Friday, September 14, 2012

Building A Real World part 2

When I begin my world building process, it’s hard to know where to start. There’s just so much that needs created to make the world feel real. I’m sure every writer has felt like this at one point. The best advice I can give is to start where you’re most comfortable.

Here is a quick set of areas needed for a world to feel real.

1.    Characters.

2.    Places.

3.    Storyline.

4.    Laws of man.

5.    Laws of nature/magic/science

            I’ve always felt I was best at getting the story plotlines together, but sadly that’s a horrible place to start. What I had to do was come up with a few characters first. I wrote down a minimum set of characters and worked on them a bit. Most genres will have some specific type of character like the hero and villain, and their friends/minions.

            After I had a small scale of character roughly worked out, I used story plotting to guide me through the rest of the way. Nazarea once stated that she will have written her query months in advance of completing her novels first draft. This is a great tool to use to help one world build with story plotting. It lets you find holes in the plotlines, which shows us where we need to focus on. It could be that we’ll need more characters, how the character should interact, or even something to do with the basic nature laws of the world. And remember to use your CP’s. Bounce ideas off them, and don’t worry about giving away secrets. They’re there to help.

Sometimes when creating the world, there is a temptation to make it perfect. Several of my friends always get on me about how horrible my endings are. They want picture perfect, or what I like to call the Disney Effect. To this I always tell them to go watch The Matrix.

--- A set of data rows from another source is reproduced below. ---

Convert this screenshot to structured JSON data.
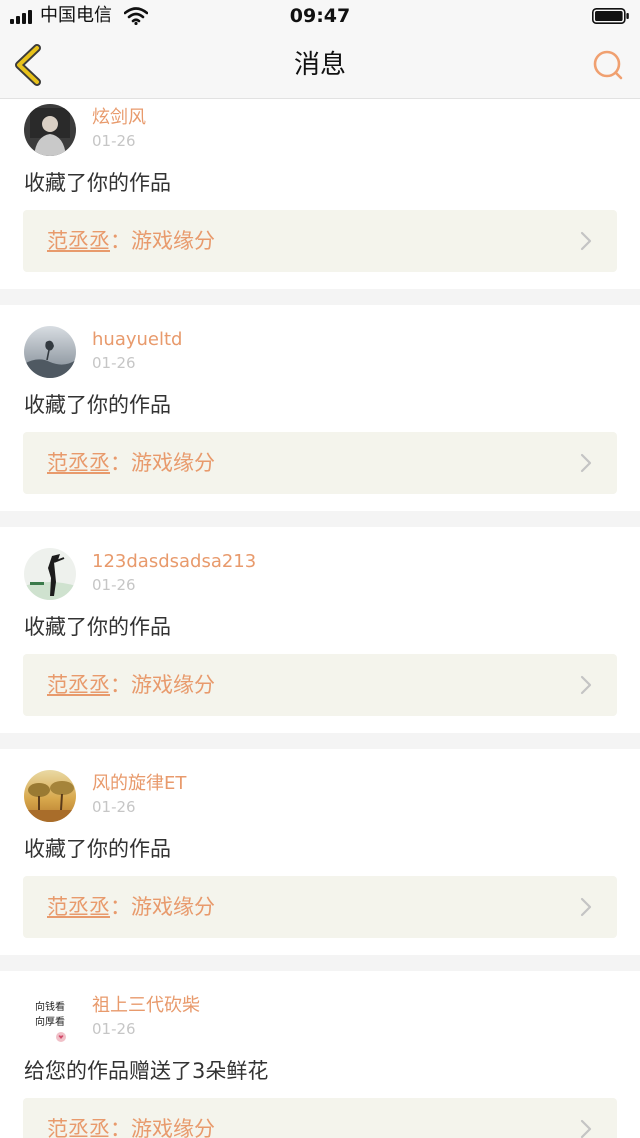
{
  "status_bar": {
    "carrier": "中国电信",
    "time": "09:47"
  },
  "nav": {
    "title": "消息",
    "back_icon": "chevron-left-icon",
    "search_icon": "search-icon"
  },
  "colors": {
    "accent": "#e89a6c",
    "back_arrow": "#e8c21a",
    "card_link_bg": "#f4f4ec",
    "separator": "#f4f4f4"
  },
  "messages": [
    {
      "user": "炫剑风",
      "date": "01-26",
      "text": "收藏了你的作品",
      "work_author": "范丞丞",
      "work_sep": "：",
      "work_title": "游戏缘分"
    },
    {
      "user": "huayueltd",
      "date": "01-26",
      "text": "收藏了你的作品",
      "work_author": "范丞丞",
      "work_sep": "：",
      "work_title": "游戏缘分"
    },
    {
      "user": "123dasdsadsa213",
      "date": "01-26",
      "text": "收藏了你的作品",
      "work_author": "范丞丞",
      "work_sep": "：",
      "work_title": "游戏缘分"
    },
    {
      "user": "风的旋律ET",
      "date": "01-26",
      "text": "收藏了你的作品",
      "work_author": "范丞丞",
      "work_sep": "：",
      "work_title": "游戏缘分"
    },
    {
      "user": "祖上三代砍柴",
      "date": "01-26",
      "text": "给您的作品赠送了3朵鲜花",
      "work_author": "范丞丞",
      "work_sep": "：",
      "work_title": "游戏缘分",
      "avatar_lines": [
        "向钱看",
        "向厚看"
      ]
    }
  ]
}
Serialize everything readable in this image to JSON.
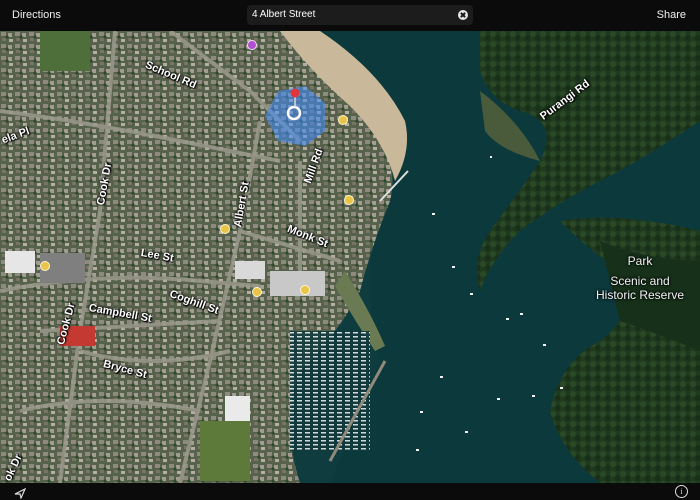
{
  "toolbar": {
    "directions_label": "Directions",
    "share_label": "Share",
    "search": {
      "value": "4 Albert Street",
      "clear_icon": "clear-icon"
    }
  },
  "bottombar": {
    "locate_icon": "location-arrow-icon",
    "info_label": "i"
  },
  "map": {
    "type": "satellite",
    "streets": {
      "school_rd": "School Rd",
      "albert_st": "Albert St",
      "mill_rd": "Mill Rd",
      "monk_st": "Monk St",
      "lee_st": "Lee St",
      "coghill_st": "Coghill St",
      "campbell_st": "Campbell St",
      "bryce_st": "Bryce St",
      "cook_dr_north": "Cook Dr",
      "cook_dr_south": "Cook Dr",
      "purangi_rd": "Purangi Rd",
      "ela_pl": "ela Pl",
      "bottom_left": "ok Dr"
    },
    "park": {
      "line1": "Park",
      "line2": "Scenic and",
      "line3": "Historic Reserve"
    },
    "colors": {
      "water": "#0f3d3f",
      "land": "#4e5a45",
      "forest": "#1f3a1f",
      "beach": "#c9b99a",
      "pin": "#e0353b",
      "location": "#3f8cff"
    }
  }
}
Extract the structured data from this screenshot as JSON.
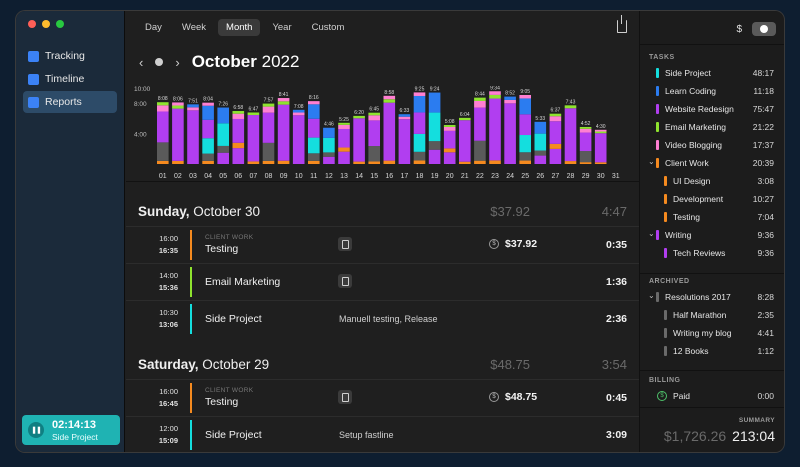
{
  "sidebar": {
    "items": [
      {
        "label": "Tracking",
        "icon": "tracking-icon",
        "color": "#3b82f6"
      },
      {
        "label": "Timeline",
        "icon": "timeline-icon",
        "color": "#3b82f6"
      },
      {
        "label": "Reports",
        "icon": "reports-icon",
        "color": "#3b82f6",
        "active": true
      }
    ],
    "timer": {
      "time": "02:14:13",
      "project": "Side Project"
    }
  },
  "toolbar": {
    "tabs": [
      {
        "label": "Day"
      },
      {
        "label": "Week"
      },
      {
        "label": "Month",
        "active": true
      },
      {
        "label": "Year"
      },
      {
        "label": "Custom"
      }
    ]
  },
  "header": {
    "month": "October",
    "year": "2022"
  },
  "chart_data": {
    "type": "bar",
    "y_ticks": [
      "10:00",
      "8:00",
      "4:00"
    ],
    "ylim": [
      0,
      10
    ],
    "categories": [
      "01",
      "02",
      "03",
      "04",
      "05",
      "06",
      "07",
      "08",
      "09",
      "10",
      "11",
      "12",
      "13",
      "14",
      "15",
      "16",
      "17",
      "18",
      "19",
      "20",
      "21",
      "22",
      "23",
      "24",
      "25",
      "26",
      "27",
      "28",
      "29",
      "30",
      "31"
    ],
    "labels": [
      "8:08",
      "8:06",
      "7:51",
      "8:04",
      "7:26",
      "6:58",
      "6:47",
      "7:57",
      "8:41",
      "7:08",
      "8:16",
      "4:46",
      "5:25",
      "6:20",
      "6:45",
      "8:58",
      "6:33",
      "9:25",
      "9:24",
      "5:08",
      "6:04",
      "8:44",
      "9:34",
      "8:52",
      "9:05",
      "5:33",
      "6:37",
      "7:43",
      "4:52",
      "4:30",
      ""
    ],
    "totals": [
      8.13,
      8.1,
      7.85,
      8.07,
      7.43,
      6.97,
      6.78,
      7.95,
      8.68,
      7.13,
      8.27,
      4.77,
      5.42,
      6.33,
      6.75,
      8.97,
      6.55,
      9.42,
      9.4,
      5.13,
      6.07,
      8.73,
      9.57,
      8.87,
      9.08,
      5.55,
      6.62,
      7.72,
      4.87,
      4.5,
      0
    ],
    "colors": {
      "purple": "#b13ef0",
      "cyan": "#14dede",
      "pink": "#ff7fd2",
      "orange": "#f58a1f",
      "gray": "#5a5a5a",
      "blue": "#2b7cf0",
      "lime": "#8ee32e"
    }
  },
  "days": [
    {
      "name": "Sunday,",
      "date": "October 30",
      "amount": "$37.92",
      "duration": "4:47",
      "entries": [
        {
          "start": "16:00",
          "end": "16:35",
          "category": "CLIENT WORK",
          "name": "Testing",
          "note_icon": true,
          "desc": "",
          "amount": "$37.92",
          "duration": "0:35",
          "color": "#f58a1f"
        },
        {
          "start": "14:00",
          "end": "15:36",
          "category": "",
          "name": "Email Marketing",
          "note_icon": true,
          "desc": "",
          "amount": "",
          "duration": "1:36",
          "color": "#8ee32e"
        },
        {
          "start": "10:30",
          "end": "13:06",
          "category": "",
          "name": "Side Project",
          "note_icon": false,
          "desc": "Manuell testing, Release",
          "amount": "",
          "duration": "2:36",
          "color": "#14dede"
        }
      ]
    },
    {
      "name": "Saturday,",
      "date": "October 29",
      "amount": "$48.75",
      "duration": "3:54",
      "entries": [
        {
          "start": "16:00",
          "end": "16:45",
          "category": "CLIENT WORK",
          "name": "Testing",
          "note_icon": true,
          "desc": "",
          "amount": "$48.75",
          "duration": "0:45",
          "color": "#f58a1f"
        },
        {
          "start": "12:00",
          "end": "15:09",
          "category": "",
          "name": "Side Project",
          "note_icon": false,
          "desc": "Setup fastline",
          "amount": "",
          "duration": "3:09",
          "color": "#14dede"
        }
      ]
    }
  ],
  "right": {
    "currency": "$",
    "tasks_title": "TASKS",
    "tasks": [
      {
        "label": "Side Project",
        "value": "48:17",
        "color": "#14dede",
        "indent": 0
      },
      {
        "label": "Learn Coding",
        "value": "11:18",
        "color": "#2b7cf0",
        "indent": 0
      },
      {
        "label": "Website Redesign",
        "value": "75:47",
        "color": "#b13ef0",
        "indent": 0
      },
      {
        "label": "Email Marketing",
        "value": "21:22",
        "color": "#8ee32e",
        "indent": 0
      },
      {
        "label": "Video Blogging",
        "value": "17:37",
        "color": "#ff7fd2",
        "indent": 0
      },
      {
        "label": "Client Work",
        "value": "20:39",
        "color": "#f58a1f",
        "indent": 0,
        "caret": "⌄"
      },
      {
        "label": "UI Design",
        "value": "3:08",
        "color": "#f58a1f",
        "indent": 1
      },
      {
        "label": "Development",
        "value": "10:27",
        "color": "#f58a1f",
        "indent": 1
      },
      {
        "label": "Testing",
        "value": "7:04",
        "color": "#f58a1f",
        "indent": 1
      },
      {
        "label": "Writing",
        "value": "9:36",
        "color": "#b13ef0",
        "indent": 0,
        "caret": "⌄"
      },
      {
        "label": "Tech Reviews",
        "value": "9:36",
        "color": "#b13ef0",
        "indent": 1
      }
    ],
    "archived_title": "ARCHIVED",
    "archived": [
      {
        "label": "Resolutions 2017",
        "value": "8:28",
        "color": "#6a6a6a",
        "indent": 0,
        "caret": "⌄"
      },
      {
        "label": "Half Marathon",
        "value": "2:35",
        "color": "#6a6a6a",
        "indent": 1
      },
      {
        "label": "Writing my blog",
        "value": "4:41",
        "color": "#6a6a6a",
        "indent": 1
      },
      {
        "label": "12 Books",
        "value": "1:12",
        "color": "#6a6a6a",
        "indent": 1
      }
    ],
    "billing_title": "BILLING",
    "billing": {
      "label": "Paid",
      "value": "0:00"
    },
    "summary_title": "SUMMARY",
    "summary_amount": "$1,726.26",
    "summary_duration": "213:04"
  }
}
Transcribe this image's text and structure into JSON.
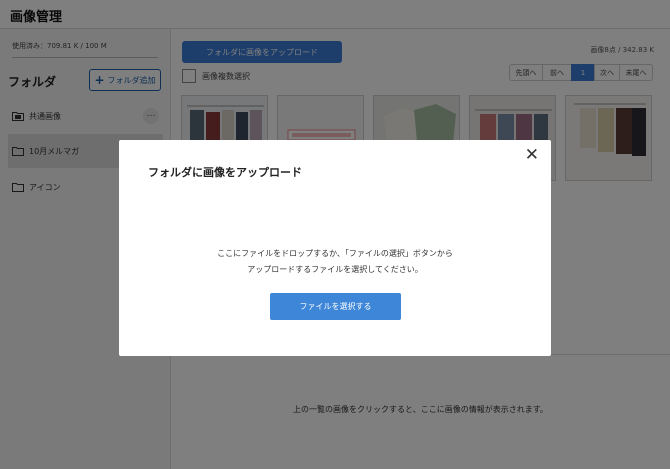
{
  "header": {
    "title": "画像管理"
  },
  "sidebar": {
    "usage": "使用済み：709.81 K / 100 M",
    "folders_heading": "フォルダ",
    "add_folder_label": "フォルダ追加",
    "items": [
      {
        "label": "共通画像",
        "icon": "shared-folder-icon",
        "selected": false,
        "has_menu": true
      },
      {
        "label": "10月メルマガ",
        "icon": "folder-icon",
        "selected": true,
        "has_menu": false
      },
      {
        "label": "アイコン",
        "icon": "folder-icon",
        "selected": false,
        "has_menu": false
      }
    ],
    "more_symbol": "…"
  },
  "main": {
    "upload_label": "フォルダに画像をアップロード",
    "image_count": "画像8点 / 342.83 K",
    "multi_select_label": "画像複数選択",
    "pagination": {
      "first": "先頭へ",
      "prev": "前へ",
      "current": "1",
      "next": "次へ",
      "last": "末尾へ"
    },
    "info_placeholder": "上の一覧の画像をクリックすると、ここに画像の情報が表示されます。"
  },
  "modal": {
    "title": "フォルダに画像をアップロード",
    "close_symbol": "✕",
    "message_line1": "ここにファイルをドロップするか、「ファイルの選択」ボタンから",
    "message_line2": "アップロードするファイルを選択してください。",
    "select_button_label": "ファイルを選択する"
  },
  "colors": {
    "accent": "#3a7bd5",
    "overlay": "#000000"
  }
}
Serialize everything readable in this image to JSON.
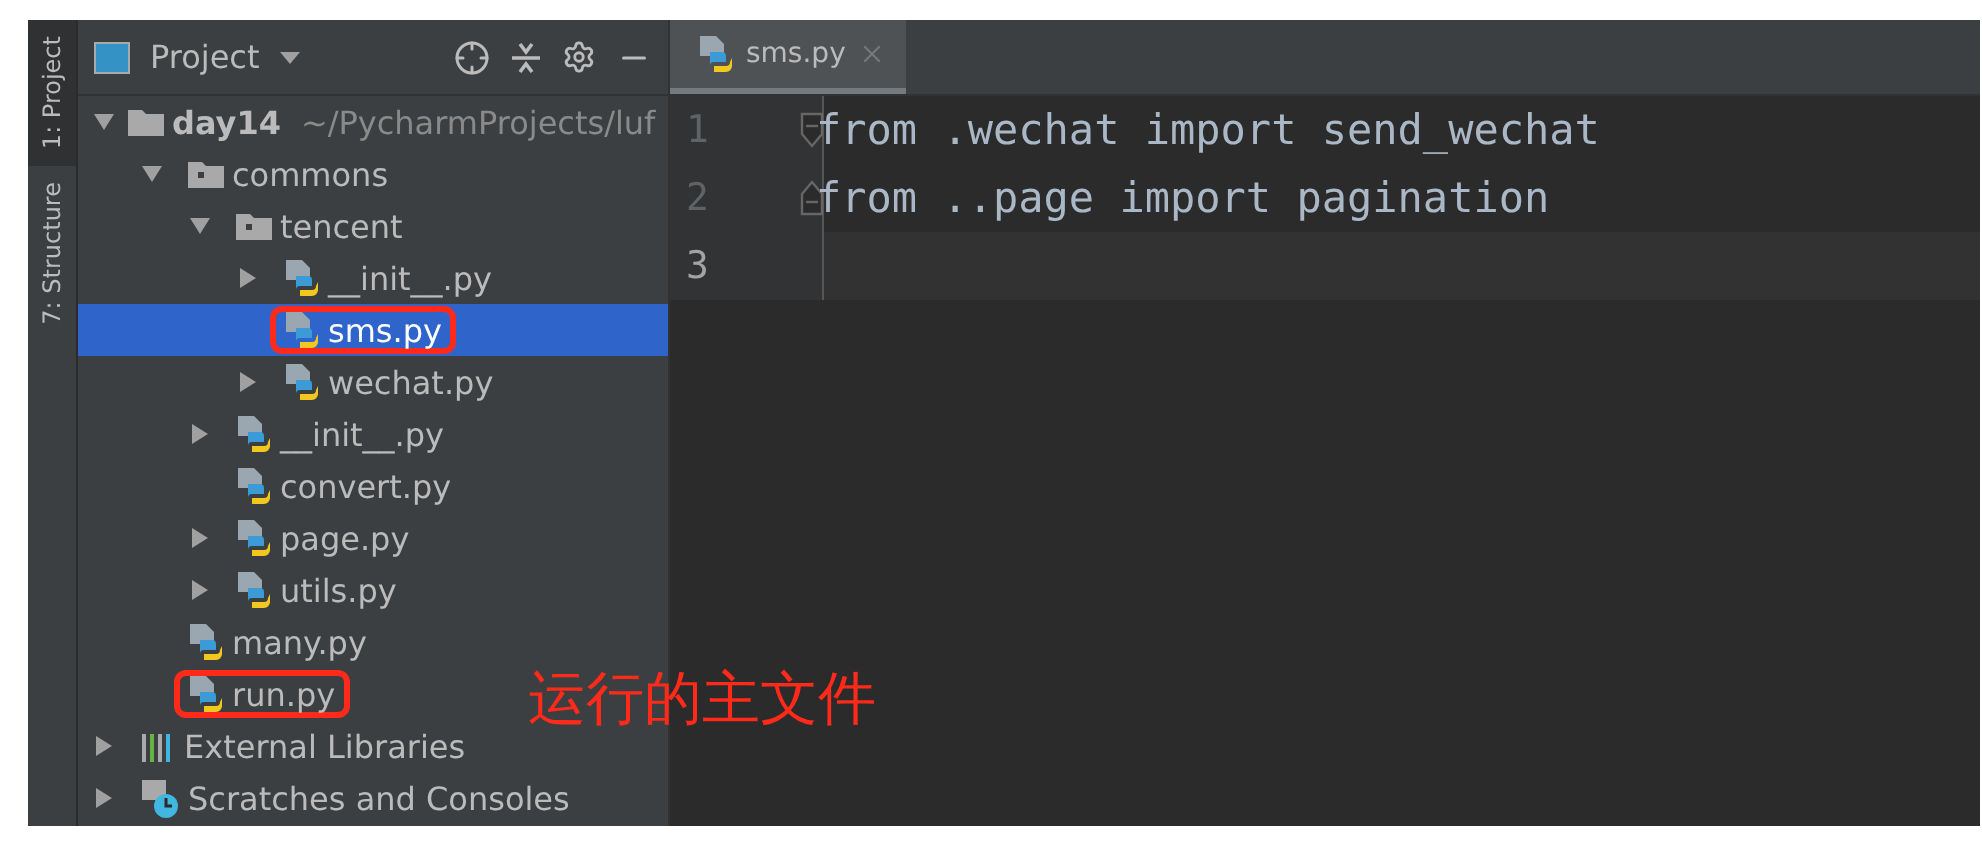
{
  "side_stripe": [
    {
      "label": "1: Project",
      "selected": true
    },
    {
      "label": "7: Structure",
      "selected": false
    }
  ],
  "project_panel": {
    "title": "Project"
  },
  "tree": [
    {
      "kind": "folder",
      "label": "day14",
      "path": "~/PycharmProjects/luf",
      "expanded": true,
      "selected": false,
      "children": [
        {
          "kind": "package",
          "label": "commons",
          "expanded": true,
          "selected": false,
          "children": [
            {
              "kind": "package",
              "label": "tencent",
              "expanded": true,
              "selected": false,
              "children": [
                {
                  "kind": "python",
                  "label": "__init__.py",
                  "expanded": false,
                  "selected": false
                },
                {
                  "kind": "python",
                  "label": "sms.py",
                  "selected": true,
                  "annotated": true
                },
                {
                  "kind": "python",
                  "label": "wechat.py",
                  "expanded": false,
                  "selected": false
                }
              ]
            },
            {
              "kind": "python",
              "label": "__init__.py",
              "expanded": false,
              "selected": false
            },
            {
              "kind": "python",
              "label": "convert.py",
              "selected": false
            },
            {
              "kind": "python",
              "label": "page.py",
              "expanded": false,
              "selected": false
            },
            {
              "kind": "python",
              "label": "utils.py",
              "expanded": false,
              "selected": false
            }
          ]
        },
        {
          "kind": "python",
          "label": "many.py",
          "selected": false
        },
        {
          "kind": "python",
          "label": "run.py",
          "selected": false,
          "annotated": true,
          "note": "运行的主文件"
        }
      ]
    },
    {
      "kind": "libraries",
      "label": "External Libraries",
      "expanded": false,
      "selected": false
    },
    {
      "kind": "scratches",
      "label": "Scratches and Consoles",
      "expanded": false,
      "selected": false
    }
  ],
  "editor": {
    "tabs": [
      {
        "label": "sms.py",
        "selected": true
      }
    ],
    "lines": [
      {
        "number": "1",
        "code": "from .wechat import send_wechat",
        "kind": "fold-start",
        "current": false
      },
      {
        "number": "2",
        "code": "from ..page import pagination",
        "kind": "fold-end",
        "current": false
      },
      {
        "number": "3",
        "kind": "plain",
        "current": true
      }
    ]
  }
}
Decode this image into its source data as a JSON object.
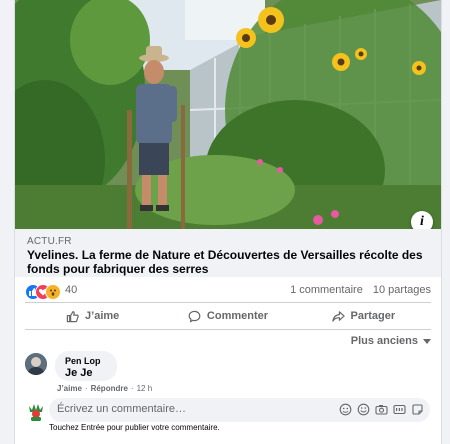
{
  "post": {
    "link_domain": "ACTU.FR",
    "headline": "Yvelines. La ferme de Nature et Découvertes de Versailles récolte des fonds pour fabriquer des serres",
    "info_badge": "i"
  },
  "stats": {
    "reaction_icons": [
      "like-icon",
      "love-icon",
      "wow-icon"
    ],
    "reaction_count": "40",
    "comments": "1 commentaire",
    "shares": "10 partages"
  },
  "actions": {
    "like": "J’aime",
    "comment": "Commenter",
    "share": "Partager"
  },
  "comments": {
    "sort_label": "Plus anciens",
    "items": [
      {
        "author": "Pen Lop",
        "text": "Je Je",
        "like": "J’aime",
        "reply": "Répondre",
        "time": "12 h"
      }
    ]
  },
  "composer": {
    "placeholder": "Écrivez un commentaire…",
    "hint": "Touchez Entrée pour publier votre commentaire.",
    "tool_icons": [
      "avatar-sticker-icon",
      "emoji-icon",
      "camera-icon",
      "gif-icon",
      "sticker-icon"
    ]
  },
  "colors": {
    "brand": "#1877f2",
    "love": "#f33e58",
    "wow": "#f7b125",
    "secondary_text": "#65676b",
    "surface": "#f0f2f5"
  }
}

Confused? Let me explain. There is a part in the movie where Morpheus has been captured by the Agents and they’re holding him in a large skyscraper. As Agent Smith is interrogating Morpheus he expresses why he thinks humans didn’t accept the blissfully perfect world. “Human beings define their reality through misery.” This is great advice. Keep the world imperfect, or rather, make the imperfections your perfection.

So now you know how I work to build the world and get through my writers purgatory. Do you guys have any tips or another process that works for you?



  1. I start with an idea, but then I have to actually get characters for that idea, like you said. Because that's usually what the story is all about. After I have the idea and characters, I write the synopsis for the story. I try to keep it between 1000 to 1500 words. Twice I've written a story and then wrote the synopsis but... that's so much harder! By that point you have so many details of the story in your head that it's hard to decide what's really important and what's not.

    I do mild world building the first time around, but it's really in revising that I'm able to see what is needed to make the story feel real and able to add it in.

  2. Ah yes, the mistake of writing the story before the synopsis. I know it all too well. It's so hard not to add every neat little drama you've written. I share your pain JQ.